Sit back and ponder the work of art above - pulled from the Steelman site - the builder of this rolling artwork. It's perfect - from the colors, to the steel frame, fork and matching stem, the modern components, room for larger tires - it's all there. Plus the artist constructing this metal wonder is named "Steelman". How cool is that?
It also sports perfect "stance". Car guys talk about "stance" - the way the car sits on it's wheels. The space between the tire and the fender, the width of wheel and if it looks balanced. Some cars look right, others don't. To me, bikes also have "stance" - how much seat post is showing, the angle of the stem, bar height relative to saddle height, space between the front tire and down tube, contrast against the space between the rear wheel and seat tube. This bike looks perfect to me, a touch old school - but damn right on. Compare against any modern sloping top tube frame, seat post jacked way up, stem angled upwards, complete with Stack-O-Spacers. No contest.
I honestly dig all bikes - road, 'cross, mountain, utility - you name it. I'm not super stuck on frame material and admire bikes made from steel, aluminum, titanium and carbon. A great bike is a great bike, no matter what it's made of.

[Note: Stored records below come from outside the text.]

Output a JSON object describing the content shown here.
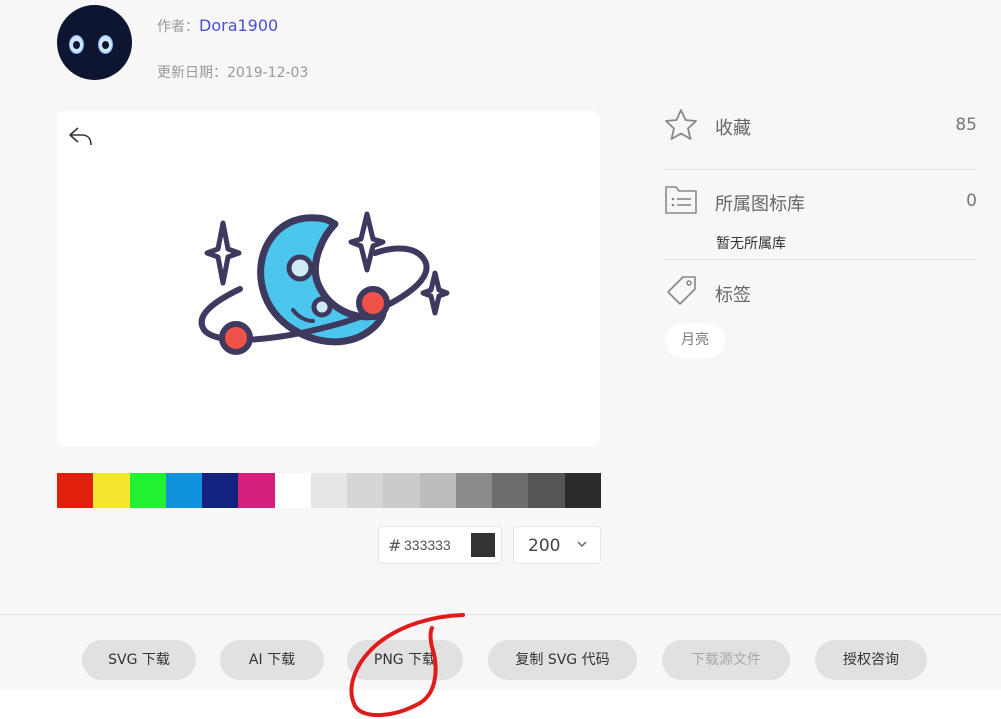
{
  "author": {
    "label": "作者：",
    "name": "Dora1900"
  },
  "update": {
    "label": "更新日期：",
    "date": "2019-12-03"
  },
  "icons": {
    "undo": "undo-arrow-icon",
    "star": "star-icon",
    "library": "folder-list-icon",
    "tag": "tag-icon",
    "chevron": "chevron-down-icon",
    "artwork": "moon-planet-sparkles"
  },
  "palette": [
    "#e0200b",
    "#f5e72f",
    "#22f131",
    "#1093dc",
    "#13227f",
    "#d4207a",
    "#ffffff",
    "#e6e6e6",
    "#d6d6d6",
    "#cacaca",
    "#bcbcbc",
    "#8b8b8b",
    "#6d6d6d",
    "#555555",
    "#2a2a2a"
  ],
  "color_input": {
    "hash": "#",
    "value": "333333",
    "chip_color": "#333333"
  },
  "size_select": {
    "value": "200"
  },
  "sidebar": {
    "favorites": {
      "label": "收藏",
      "count": "85"
    },
    "library": {
      "label": "所属图标库",
      "count": "0",
      "empty_text": "暂无所属库"
    },
    "tags": {
      "label": "标签",
      "items": [
        "月亮"
      ]
    }
  },
  "actions": {
    "svg_download": "SVG 下载",
    "ai_download": "AI 下载",
    "png_download": "PNG 下载",
    "copy_svg": "复制 SVG 代码",
    "source_download": "下载源文件",
    "license": "授权咨询"
  },
  "colors": {
    "accent": "#4a4ed8",
    "annotation": "#e01b1b"
  }
}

Still, if someone handed me the blank check to pick out a dream road bike, it would be this or something very similar. A handmade steel frame and fork, from a small U.S. builder, set up with modern gear - probably Campy Chorus. The mixture of old world steel and carbon components looks super cool to me.
Brent Steelman has been building bikes since 1983. I've only seen a few of 'em in real life and only briefly while riding myself. I've admired his work many times by pouring over his website. Check out his gallery for further examples of incredible bikes, including additional pictures of my dream bike.

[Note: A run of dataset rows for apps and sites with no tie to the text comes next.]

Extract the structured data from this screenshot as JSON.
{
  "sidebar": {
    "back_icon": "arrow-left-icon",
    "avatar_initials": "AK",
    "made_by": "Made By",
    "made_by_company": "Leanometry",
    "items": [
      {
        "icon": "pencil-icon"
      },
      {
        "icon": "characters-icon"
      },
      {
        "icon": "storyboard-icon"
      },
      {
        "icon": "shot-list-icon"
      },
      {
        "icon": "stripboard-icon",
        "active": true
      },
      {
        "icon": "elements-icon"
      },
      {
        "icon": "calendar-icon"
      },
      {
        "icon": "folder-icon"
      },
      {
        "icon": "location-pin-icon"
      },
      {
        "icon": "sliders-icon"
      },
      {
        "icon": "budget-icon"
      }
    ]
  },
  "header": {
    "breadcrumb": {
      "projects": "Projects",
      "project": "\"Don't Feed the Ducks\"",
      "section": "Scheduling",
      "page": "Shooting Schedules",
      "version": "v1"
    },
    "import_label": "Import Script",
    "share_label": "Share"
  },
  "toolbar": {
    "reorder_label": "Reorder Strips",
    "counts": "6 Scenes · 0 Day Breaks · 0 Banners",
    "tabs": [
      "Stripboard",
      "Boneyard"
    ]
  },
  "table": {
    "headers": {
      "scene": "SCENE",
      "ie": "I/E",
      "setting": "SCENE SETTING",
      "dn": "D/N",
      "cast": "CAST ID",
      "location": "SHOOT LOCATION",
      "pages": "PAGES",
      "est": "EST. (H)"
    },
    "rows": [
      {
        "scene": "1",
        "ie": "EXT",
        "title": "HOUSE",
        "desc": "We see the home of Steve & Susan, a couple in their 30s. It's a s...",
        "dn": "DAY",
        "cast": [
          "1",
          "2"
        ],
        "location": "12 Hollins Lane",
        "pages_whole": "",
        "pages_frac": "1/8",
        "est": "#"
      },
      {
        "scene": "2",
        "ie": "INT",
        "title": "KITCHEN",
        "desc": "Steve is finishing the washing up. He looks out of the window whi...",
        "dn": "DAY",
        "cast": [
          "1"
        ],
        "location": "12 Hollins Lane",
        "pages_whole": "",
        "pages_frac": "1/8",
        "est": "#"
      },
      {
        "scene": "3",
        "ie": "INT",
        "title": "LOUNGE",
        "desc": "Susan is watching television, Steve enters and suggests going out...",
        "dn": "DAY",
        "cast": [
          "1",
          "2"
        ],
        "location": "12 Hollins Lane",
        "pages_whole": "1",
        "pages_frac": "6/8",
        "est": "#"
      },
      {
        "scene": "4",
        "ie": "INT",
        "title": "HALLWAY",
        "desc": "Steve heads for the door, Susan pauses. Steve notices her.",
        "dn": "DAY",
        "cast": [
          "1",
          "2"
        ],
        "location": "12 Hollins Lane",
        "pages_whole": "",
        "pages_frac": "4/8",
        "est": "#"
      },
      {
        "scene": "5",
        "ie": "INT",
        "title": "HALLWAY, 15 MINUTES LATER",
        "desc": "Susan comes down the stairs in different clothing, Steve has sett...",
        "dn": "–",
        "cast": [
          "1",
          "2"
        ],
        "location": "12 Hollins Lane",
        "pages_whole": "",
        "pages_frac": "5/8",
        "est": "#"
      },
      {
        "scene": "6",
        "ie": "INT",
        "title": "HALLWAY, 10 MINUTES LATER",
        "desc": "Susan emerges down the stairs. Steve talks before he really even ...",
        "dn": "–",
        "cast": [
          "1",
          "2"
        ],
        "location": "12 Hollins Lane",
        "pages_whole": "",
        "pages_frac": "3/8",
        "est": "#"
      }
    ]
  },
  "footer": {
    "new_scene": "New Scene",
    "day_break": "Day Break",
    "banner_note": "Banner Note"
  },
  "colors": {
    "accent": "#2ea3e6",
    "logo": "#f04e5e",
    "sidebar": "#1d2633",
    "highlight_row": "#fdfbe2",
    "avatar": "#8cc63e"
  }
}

Maybe someday I'll score enough dough to order one myself. Being family guy, that may be awhile. A long while.